The Highland Park City Council voted to deny a special-use permit that would have changed the zoning classification for a 7.5-acre parcel, and eventually allow a 162-unit senior living complex to be built, during its Aug. 26 meeting.
The parcel covering 1535-1549 Park Avenue West was the former site of the Sam and Sonia Greenberg Radiation Center. It was shuttered in 2007, and would be razed as part of the project.
The contract purchaser of the property, the Chicago-based office of Trammel Crow Development Company, followed the process of public hearings before the city’s Plan and Design Commission with five sessions from March 5 through June 4 in seeking a site zoning change from Light Industrial to RM1 (Medium to High-Density Residential) as a map amendment.
According to the proposal, a three-story structure would be constructed on a campus containing “87 independent living apartments, 55 assisted living units, and 20 memory-care units … (a) special use permit for a planned development on the property and a special-use permit in the nature of a conditional use to permit the use of the property for nursing home care.”
At the June 4 session, the commission forwarded its recommendation for the city council to deny the package. The commission found the map amendment to be inconsistent with the adjacent properties that carried low- to mid-density restrictions, and based their decision on findings for a planned urban development and residential estate zoning parameters. Residents also took issue with the plans.

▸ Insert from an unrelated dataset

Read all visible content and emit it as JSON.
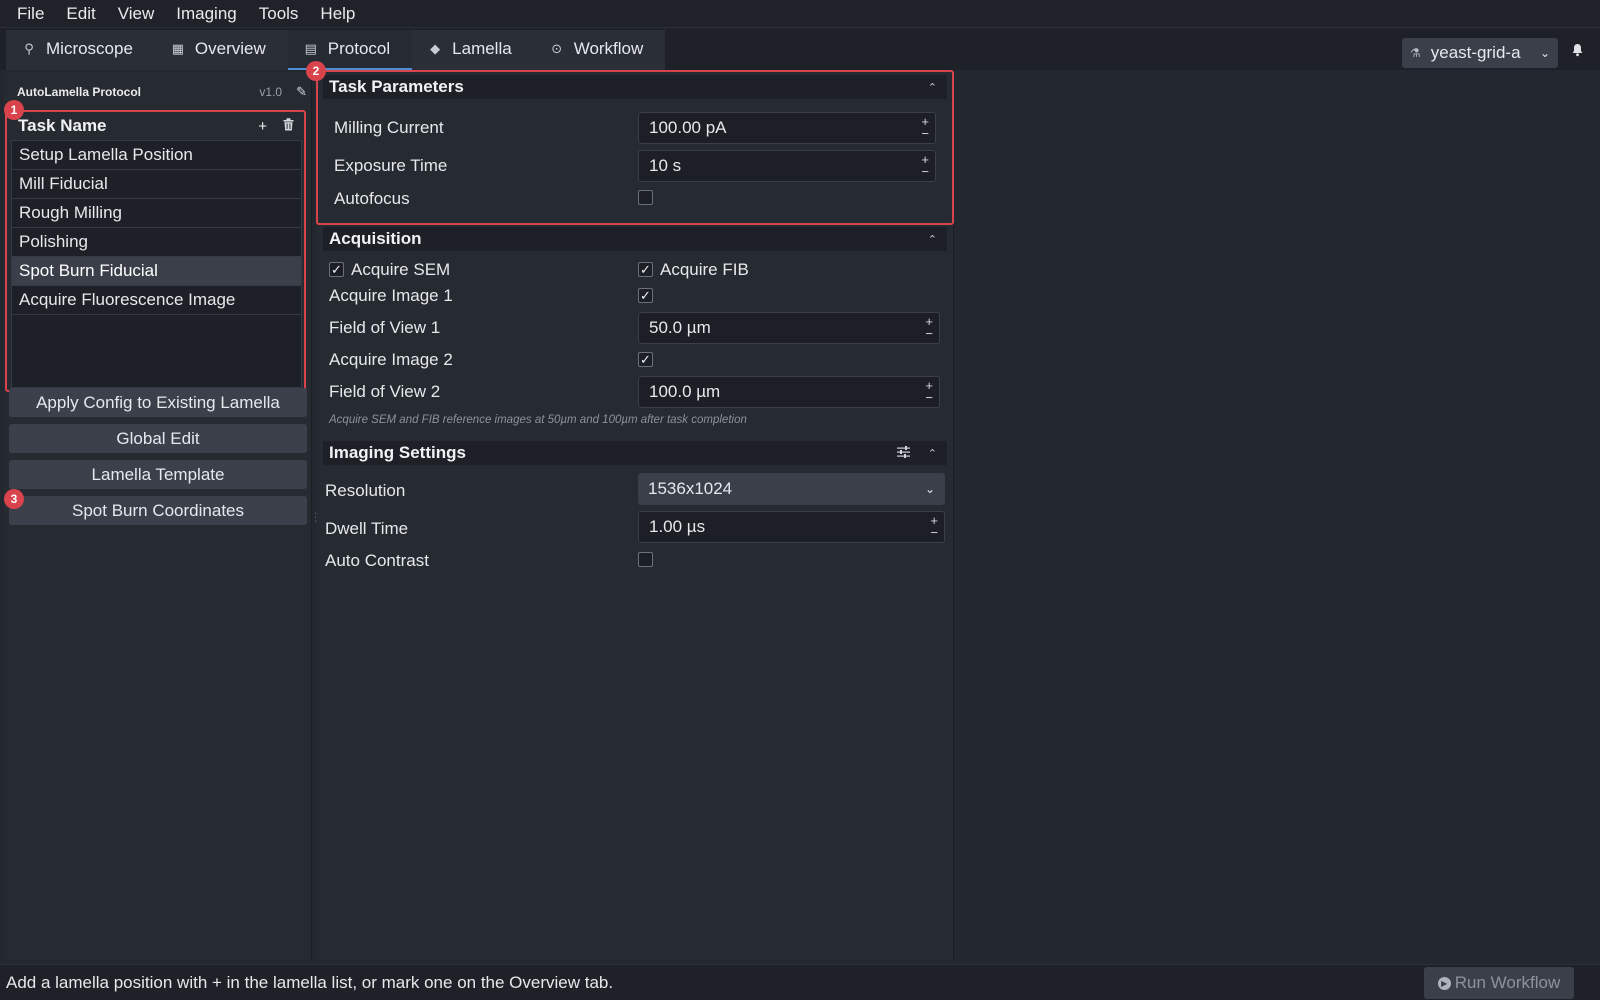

The city council concurred, and issued Resolution# R113-2019 in denying the proposal. It further said, “The proposed map amendment would not promote the general health, safety, and welfare of the city and its residents and property owners and … would permit the property for uses not consistent with general development trends within the general area of the property.”
Increased revenues for the city’s coffers through property taxes generated from the project were referenced by a representative for the developer, during a commission meeting, although those numbers remain unsubstantiated.
“The city council denied the Trammell Crow project … and since the project was not approved, it will not have an impact on property tax revenue,” said the city’s Community Development Director, Joel Fontane, in an email. “The city does not know (the amount) … the applicant made assertions about potential tax revenue at the public hearing.”
Additionally, the developer was to deposit $875,000 into the Highland Park Housing Trust Fund as a remunerative substitute required in the municipal “Inclusionary Zoning Ordinance of 2003.”
The action underscored an affordable housing element for any new residential developments of five, or more, units. The unsuitable amount offered by Trammell Crow was meant to cover seven such units, although eight units would be built.
However, the city’s trust fund program is unconnected to the Illinois Affordable Housing Act, also passed in 2003, which dealt with the shortage of affordable housing in the state by allocating limited new resources into a “Capital Fund” that made grant funding available to “acquire, construct, rehabilitate, develop, operate, insure, and retain affordable single-family and multi-family housing in this state for low-income and very low-income households.”
“The City’s Housing Trust Fund is not related to the State’s Affordable Housing Act. It is used to provide grants for scattered-site affordable housing,” said Fontane.
Going forward, the parcel could see other attempted uses that would coincide with a purchase opportunity.
Fontane noted, “This is a privately-owned property, (and) the owner of the property has the right to seek other development proposals, or have potential developers do so, on his behalf, in accordance with the city’s zoning code.”